I felt a bit shaken.
It will pass.
POSTSCRIPT: That’s what I wrote on Facebook. It opened up what seemed like an interesting thread of conversation, which I’m posting here too.
AB: what happened?
JPF: I was running a class on how to deal with your inner critic, believe it or not. I did ask people to let me know if they were unhappy with how it was going, in any way – and one woman did exactly that, bless her. (I did ask.) As a result, standing in front of the whole group as she spoke, I had that thing where peripheral vision goes a bit blurry, and my heart raced, and I felt that other people seemed a bit uncomfortable to hear this. Specifically, I remember her saying she was angry, had wasted her time here, and that my style of running the session was not what she wanted. I think I was polite and accepted what she said with thanks – didn’t argue back, anyway. I did also feel grateful (part of me). And just to be complete: she did say at the end that I had reprieved myself and it was worth the wait.
AB: I understand. Did she deal with HER inner critic though? And is it a question you’d ask again? And was she in any way right?
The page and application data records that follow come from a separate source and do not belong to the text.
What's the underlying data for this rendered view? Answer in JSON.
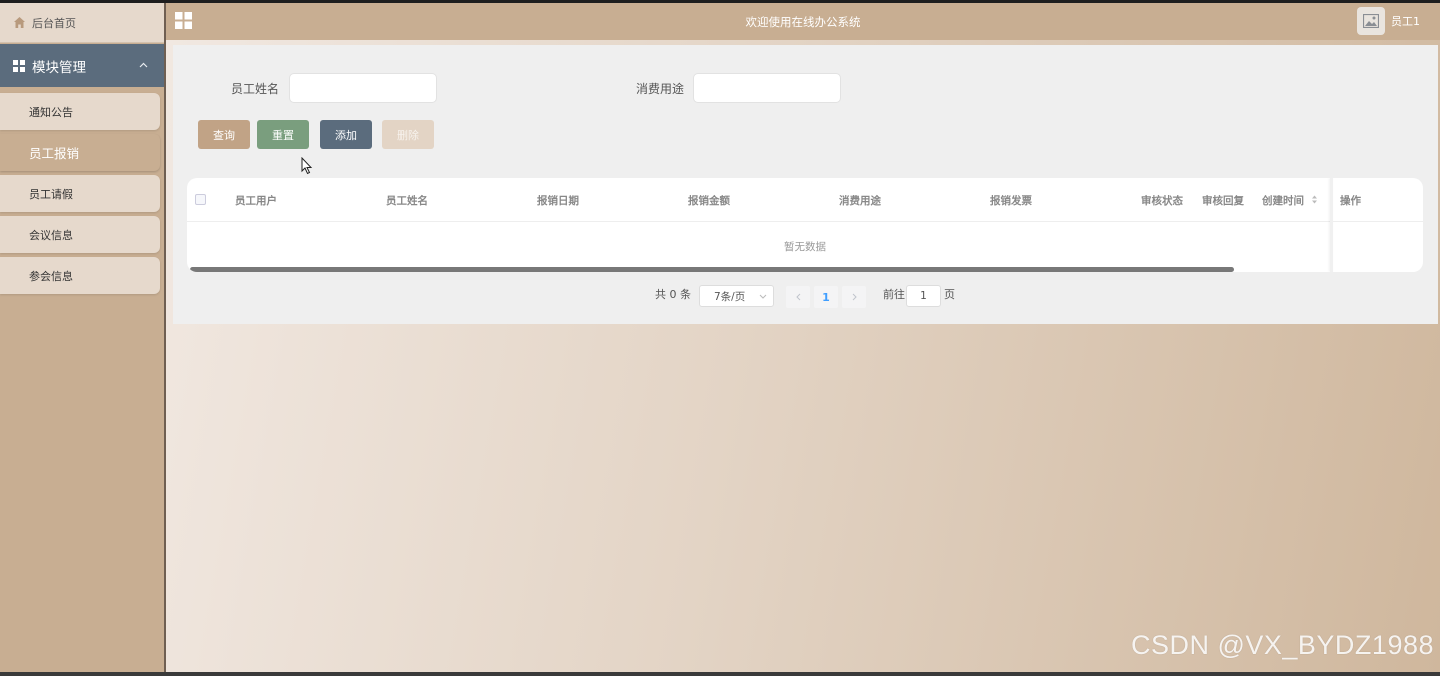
{
  "header": {
    "title": "欢迎使用在线办公系统",
    "user_name": "员工1"
  },
  "sidebar": {
    "home_label": "后台首页",
    "module_label": "模块管理",
    "items": [
      {
        "label": "通知公告"
      },
      {
        "label": "员工报销"
      },
      {
        "label": "员工请假"
      },
      {
        "label": "会议信息"
      },
      {
        "label": "参会信息"
      }
    ],
    "active_index": 1
  },
  "search": {
    "name_label": "员工姓名",
    "name_value": "",
    "purpose_label": "消费用途",
    "purpose_value": ""
  },
  "actions": {
    "query": "查询",
    "reset": "重置",
    "add": "添加",
    "delete": "删除"
  },
  "table": {
    "columns": [
      "员工用户",
      "员工姓名",
      "报销日期",
      "报销金额",
      "消费用途",
      "报销发票",
      "审核状态",
      "审核回复",
      "创建时间",
      "操作"
    ],
    "empty_text": "暂无数据"
  },
  "pagination": {
    "total_text": "共 0 条",
    "page_size": "7条/页",
    "current_page": "1",
    "goto_prefix": "前往",
    "goto_value": "1",
    "goto_suffix": "页"
  },
  "watermark": "CSDN @VX_BYDZ1988",
  "colors": {
    "sidebar": "#c8ae92",
    "module_header": "#5b6c7d",
    "btn_query": "#c1a386",
    "btn_reset": "#7a9e7e",
    "btn_add": "#5b6c7d",
    "btn_delete": "#e3d4c5"
  }
}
Can I also say though, obviously I would be on your side but it’s very hard to give criticism without making that person feel in anyway humiliated and it doesn’t sound like that woman has that ability. And also, I’m afraid the Italian in me just intensely dislikes this woman and may want to make a potato doll of her and then stick things in it.
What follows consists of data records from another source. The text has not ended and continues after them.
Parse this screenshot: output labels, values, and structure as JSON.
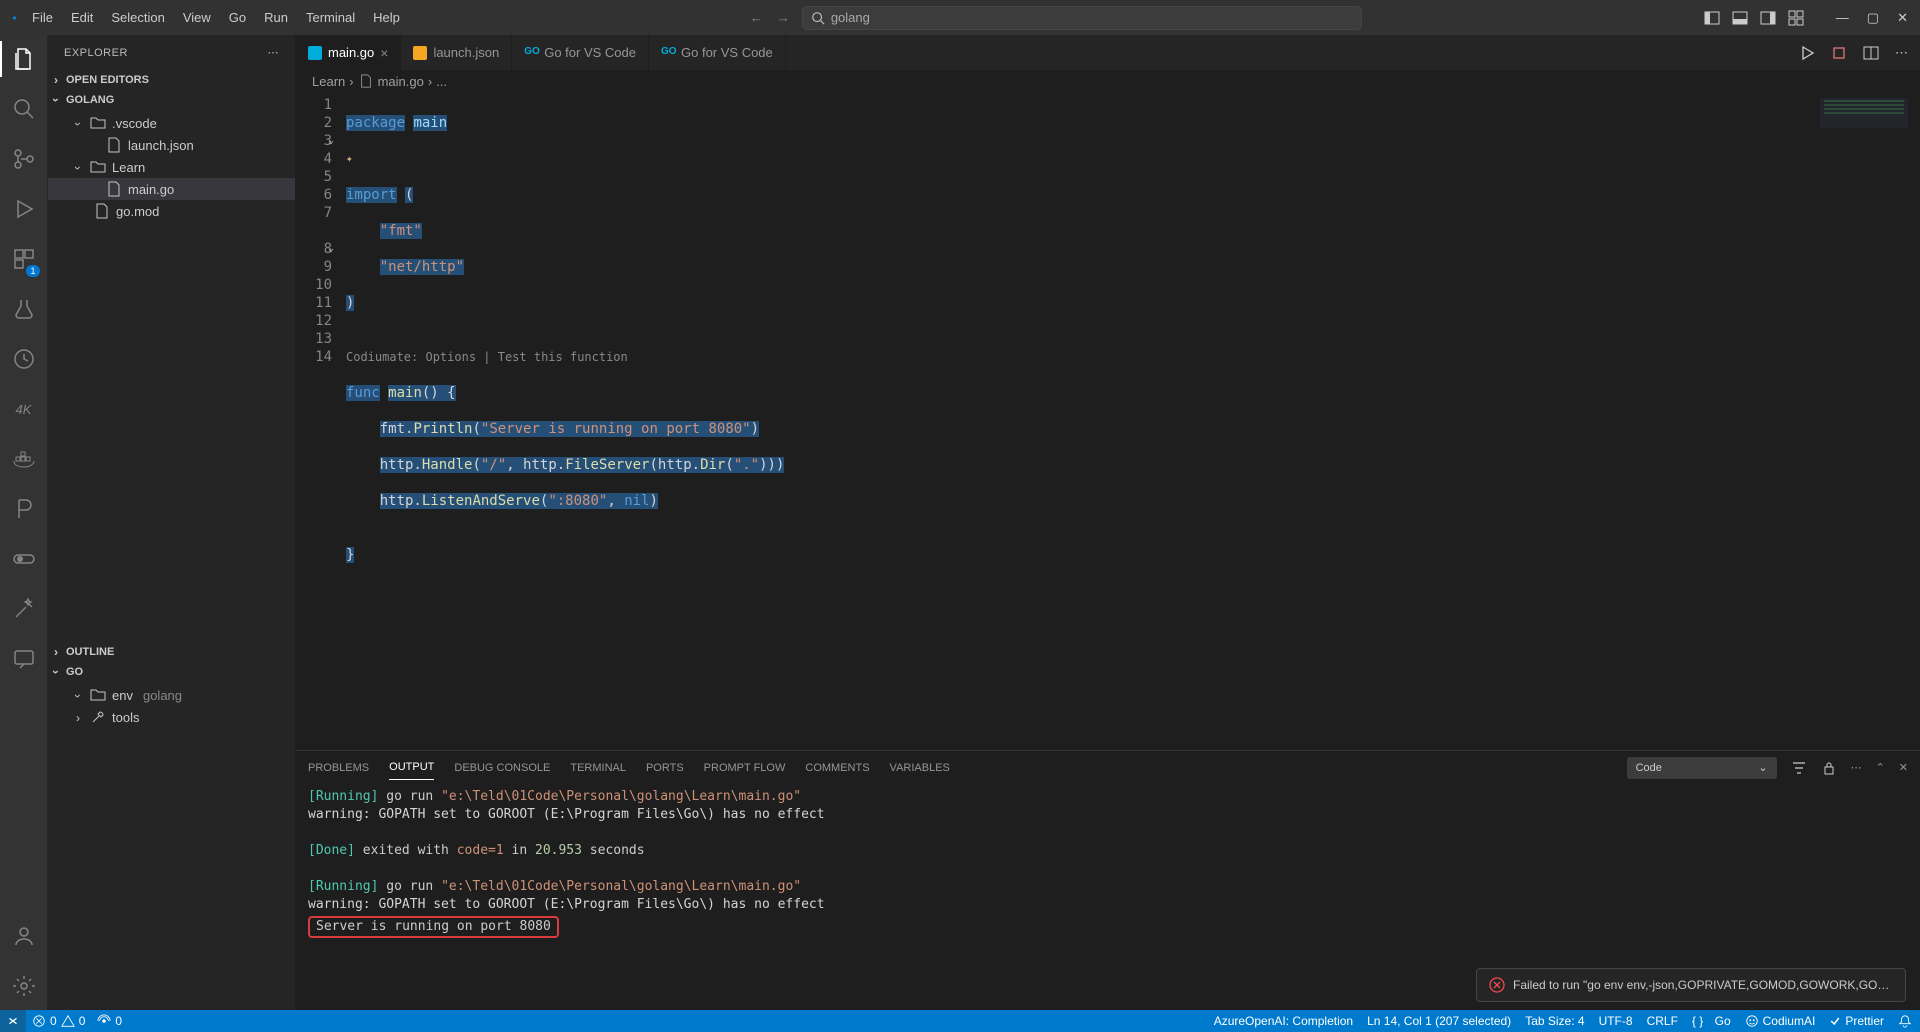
{
  "menu": [
    "File",
    "Edit",
    "Selection",
    "View",
    "Go",
    "Run",
    "Terminal",
    "Help"
  ],
  "search": {
    "placeholder": "golang"
  },
  "explorer": {
    "title": "EXPLORER",
    "sections": {
      "openEditors": "OPEN EDITORS",
      "workspace": "GOLANG",
      "outline": "OUTLINE",
      "go": "GO"
    },
    "tree": {
      "vscode": ".vscode",
      "launch": "launch.json",
      "learn": "Learn",
      "main": "main.go",
      "gomod": "go.mod",
      "env": "env",
      "envSuffix": "golang",
      "tools": "tools"
    }
  },
  "tabs": [
    {
      "label": "main.go",
      "icon": "go",
      "active": true,
      "close": true
    },
    {
      "label": "launch.json",
      "icon": "json",
      "active": false,
      "close": false
    },
    {
      "label": "Go for VS Code",
      "icon": "go-ext",
      "active": false,
      "close": false
    },
    {
      "label": "Go for VS Code",
      "icon": "go-ext",
      "active": false,
      "close": false
    }
  ],
  "breadcrumb": {
    "root": "Learn",
    "file": "main.go",
    "more": "..."
  },
  "code": {
    "lines": [
      "1",
      "2",
      "3",
      "4",
      "5",
      "6",
      "7",
      "",
      "8",
      "9",
      "10",
      "11",
      "12",
      "13",
      "14"
    ],
    "l1_kw": "package",
    "l1_id": "main",
    "l3_kw": "import",
    "l3_paren": "(",
    "l4_str": "\"fmt\"",
    "l5_str": "\"net/http\"",
    "l6": ")",
    "hint": "Codiumate: Options | Test this function",
    "l8_kw": "func",
    "l8_fn": "main",
    "l8_rest": "() {",
    "l9_a": "fmt.",
    "l9_fn": "Println",
    "l9_p": "(",
    "l9_str": "\"Server is running on port 8080\"",
    "l9_c": ")",
    "l10_a": "http.",
    "l10_fn": "Handle",
    "l10_p": "(",
    "l10_str": "\"/\"",
    "l10_c": ", http.",
    "l10_fn2": "FileServer",
    "l10_p2": "(http.",
    "l10_fn3": "Dir",
    "l10_p3": "(",
    "l10_str2": "\".\"",
    "l10_end": ")))",
    "l11_a": "http.",
    "l11_fn": "ListenAndServe",
    "l11_p": "(",
    "l11_str": "\":8080\"",
    "l11_c": ", ",
    "l11_nil": "nil",
    "l11_end": ")",
    "l12": "",
    "l13": "}"
  },
  "panel": {
    "tabs": [
      "PROBLEMS",
      "OUTPUT",
      "DEBUG CONSOLE",
      "TERMINAL",
      "PORTS",
      "PROMPT FLOW",
      "COMMENTS",
      "VARIABLES"
    ],
    "activeTab": "OUTPUT",
    "selector": "Code",
    "output": {
      "run1_tag": "[Running]",
      "run1_cmd": " go run ",
      "run1_path": "\"e:\\Teld\\01Code\\Personal\\golang\\Learn\\main.go\"",
      "warn1": "warning: GOPATH set to GOROOT (E:\\Program Files\\Go\\) has no effect",
      "done_tag": "[Done]",
      "done_txt": " exited with ",
      "done_code": "code=1",
      "done_in": " in ",
      "done_sec": "20.953",
      "done_suffix": " seconds",
      "run2_tag": "[Running]",
      "run2_cmd": " go run ",
      "run2_path": "\"e:\\Teld\\01Code\\Personal\\golang\\Learn\\main.go\"",
      "warn2": "warning: GOPATH set to GOROOT (E:\\Program Files\\Go\\) has no effect",
      "server": "Server is running on port 8080"
    }
  },
  "toast": {
    "text": "Failed to run \"go env env,-json,GOPRIVATE,GOMOD,GOWORK,GOENV,..."
  },
  "status": {
    "errors": "0",
    "warnings": "0",
    "ports": "0",
    "ai": "AzureOpenAI: Completion",
    "sel": "Ln 14, Col 1 (207 selected)",
    "tab": "Tab Size: 4",
    "enc": "UTF-8",
    "eol": "CRLF",
    "lang": "Go",
    "codium": "CodiumAI",
    "prettier": "Prettier"
  }
}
JT: Annalisa: the Italian in you is awesome.
EB: Sounds like an ass wipe to me.
JPF: She was brilliant because she took up my invitation to say what she felt. What she said wasn’t bad as such, though I was a bit lost about how I could help it if she just didn’t like my style. I only posted this because, although I think I actually handled it quite well, it still left me feeling a bit shaken. I think it’s just almost impossible to avoid something like that – as if our bodies are only ever able to experience direct criticism as, very nearly, a threat to life itself. I kind of admire her willingness to speak so frankly.
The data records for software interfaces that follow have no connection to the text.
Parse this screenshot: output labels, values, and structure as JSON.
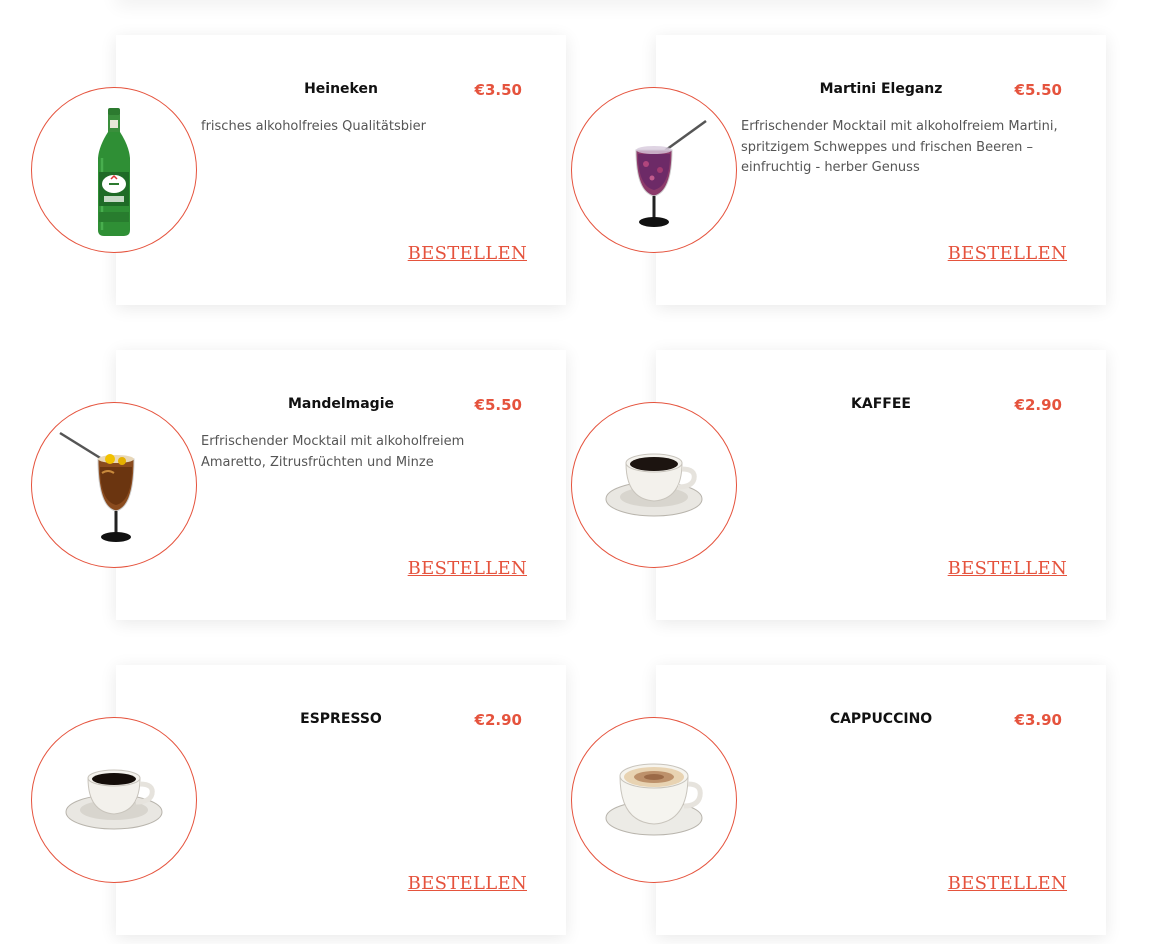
{
  "theme": {
    "accent": "#e5533d",
    "text": "#111111",
    "muted": "#555555"
  },
  "products": [
    {
      "name": "Heineken",
      "price": "€3.50",
      "description": "frisches alkoholfreies Qualitätsbier",
      "order_label": "BESTELLEN",
      "image_icon": "beer-bottle-icon"
    },
    {
      "name": "Martini Eleganz",
      "price": "€5.50",
      "description": "Erfrischender Mocktail mit alkoholfreiem Martini, spritzigem Schweppes und frischen Beeren – einfruchtig - herber Genuss",
      "order_label": "BESTELLEN",
      "image_icon": "berry-cocktail-icon"
    },
    {
      "name": "Mandelmagie",
      "price": "€5.50",
      "description": "Erfrischender Mocktail mit alkoholfreiem Amaretto, Zitrusfrüchten und Minze",
      "order_label": "BESTELLEN",
      "image_icon": "amaretto-cocktail-icon"
    },
    {
      "name": "KAFFEE",
      "price": "€2.90",
      "description": "",
      "order_label": "BESTELLEN",
      "image_icon": "coffee-cup-icon"
    },
    {
      "name": "ESPRESSO",
      "price": "€2.90",
      "description": "",
      "order_label": "BESTELLEN",
      "image_icon": "espresso-cup-icon"
    },
    {
      "name": "CAPPUCCINO",
      "price": "€3.90",
      "description": "",
      "order_label": "BESTELLEN",
      "image_icon": "cappuccino-cup-icon"
    }
  ]
}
HM: Well I love your style.
JT: (I don’t think she was bravely speaking frankly. I think it’s okay to not have admiration. I think she was just outwardly reacting to her own internal attack on her self-defenses. That doesn’t need admiration, although it could probably do with having its presence acknowledged.)
VM: Glad you’re ok. Annalisa..the Italian in me feels the same!
JPF: Thanks JT I am grateful for the reminder that I don’t need to admireTweet